Can Japan beat the rest of the World?
After suffering less from the pandemic than many other major developed markets in 2020, Japan has...
Japan had reason to celebrate last week, when Hideki Matsuyama made golfing history. The 29 year old became the first Japanese player to win a men’s major championship when he secured victory – and the coveted Green Jacket – at the Masters. Japan’s TV networks even interrupted normal breakfast programming with breaking news alerts to mark the win.
Japan has had other reasons to celebrate too: the stock market remains at close to 30 year highs – but overseas investors still seem reluctant to invest in the country. Despite it being the third largest economy in the world, home to more than 3,700 listed companies and the second largest country weighting in the MSCI All Country World index after the US, it remains unpopular – almost £74m was taken out of Japanese equity funds in February alone*.

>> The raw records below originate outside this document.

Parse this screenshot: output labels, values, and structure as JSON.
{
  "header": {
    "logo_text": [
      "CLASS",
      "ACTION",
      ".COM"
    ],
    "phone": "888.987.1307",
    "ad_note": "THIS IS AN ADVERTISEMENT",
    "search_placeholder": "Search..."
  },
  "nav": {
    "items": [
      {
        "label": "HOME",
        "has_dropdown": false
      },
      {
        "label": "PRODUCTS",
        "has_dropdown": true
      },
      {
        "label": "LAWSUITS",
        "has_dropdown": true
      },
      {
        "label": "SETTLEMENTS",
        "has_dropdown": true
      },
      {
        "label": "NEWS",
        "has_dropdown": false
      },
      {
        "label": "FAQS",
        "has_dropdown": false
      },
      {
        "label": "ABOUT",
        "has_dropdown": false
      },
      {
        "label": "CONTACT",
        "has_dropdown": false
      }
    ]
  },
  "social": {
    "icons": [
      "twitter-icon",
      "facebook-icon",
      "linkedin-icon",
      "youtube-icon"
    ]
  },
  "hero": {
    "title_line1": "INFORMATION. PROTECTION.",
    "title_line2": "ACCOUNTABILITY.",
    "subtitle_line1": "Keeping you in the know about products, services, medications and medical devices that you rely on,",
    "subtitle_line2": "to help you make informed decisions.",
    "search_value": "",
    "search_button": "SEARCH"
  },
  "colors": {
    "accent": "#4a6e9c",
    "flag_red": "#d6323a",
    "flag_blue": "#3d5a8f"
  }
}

Three decades of stagnant economic growth and deflation have not enamoured investors to the country, but despite this backdrop, good money has still been made.
“Our fund is full of companies which have overcome decades of economic volatility, currency appreciation, threats from cheap labour and imitation, and even geopolitical risks, to become the main suppliers of those brands and technology,” commented Richard Kaye, co-manager of Comgest Growth Japan.
“Japan remains one of the most misperceived and under-researched markets in the world,” he continued. “On average, each stock in the Japan indices is followed by around seven analysts. In contrast, there are more than 40 analysts for companies in the US indices.”
This lack of interest from even professional investors creates opportunities for fund companies and managers that can conduct their own research.
“The opportunity for active Japanese equity management to outperform even global indices is unchanged, in our view, with the breadth of excellent companies and the attractive valuations owing to a lack of coverage,” said Richard.
“As the world reopens, the rediscovery of Japan will continue.”
Historically, Japanese businesses have been notoriously slow in adopting modern business practices. Until recently, for example, a physical stamp (the ‘hanko’) was still used by many in place of a signature to process official documents. Unlike in other developed markets, the discerning nature of Japanese consumers, who value personal contact and high standards of service, has also insulated brick and mortar retailers from online competition.
But this state of affairs has been shaken up by the pandemic, as restrictions to avoid the spread of the virus have forced consumers and companies to adapt.
“It would be fair to say that the impact of the pandemic goes far beyond just affecting businesses in Japan,” commented Praveen Kumar, manager of Baillie Gifford Shin Nippon investment trust. “Traditional business practices, consumption patterns and the provision of critical services like healthcare have all witnessed a fundamental shift. Both businesses and consumers are realising the immense value that technology and online services bring to the table, and therefore we think many of these trends are likely to persist over the long-term.
When the Japanese latch on to something and see it works, there is rapid and widespread adoption.”
Sophia Li, co-manager of FSSA Japan Focus, agrees: “The 2011 Tōhoku earthquake taught us that significant external events can change consumer behaviour – even against the backdrop of Japan’s conservative society norms,” she said. “The longer such catastrophes continue, the more structurally embedded the new behaviour becomes.
“To date, despite Japan boasting one of the largest annual IT expenditures globally, the pace of digital adoption there has been slow. There is still a strong attachment to methods from the “old days”, with manual processes and offline business models. However, with tailwinds brought about by Covid, companies are now picking up the digital pace.”
Thomas Patchet investment specialist for Japanese equities at Baillie Gifford, told us more in this podcast:
Praveen continued: “Old Japan was full of low or no growth companies and legacy industries. Management lacked dynamism, there was poor corporate governance, and the market deserved a low valuation.
“New Japan has exciting, high growth firms, new business models and globally relevant technologies. Millennials and Gen Z embrace optimism and there is a renaissance for risk tolerance and changing consumption patterns: frugal spending habits have been dropped in favour of a loosening of purse strings.
“Innovation is opening in new sectors, increasing the crop of young, dynamic entrepreneurs. There is a greater focus on shareholders and returns a very little sell-side coverage – so there is real scope to add value for investors.”
*Source: Investment Association, net retail sales, February 2021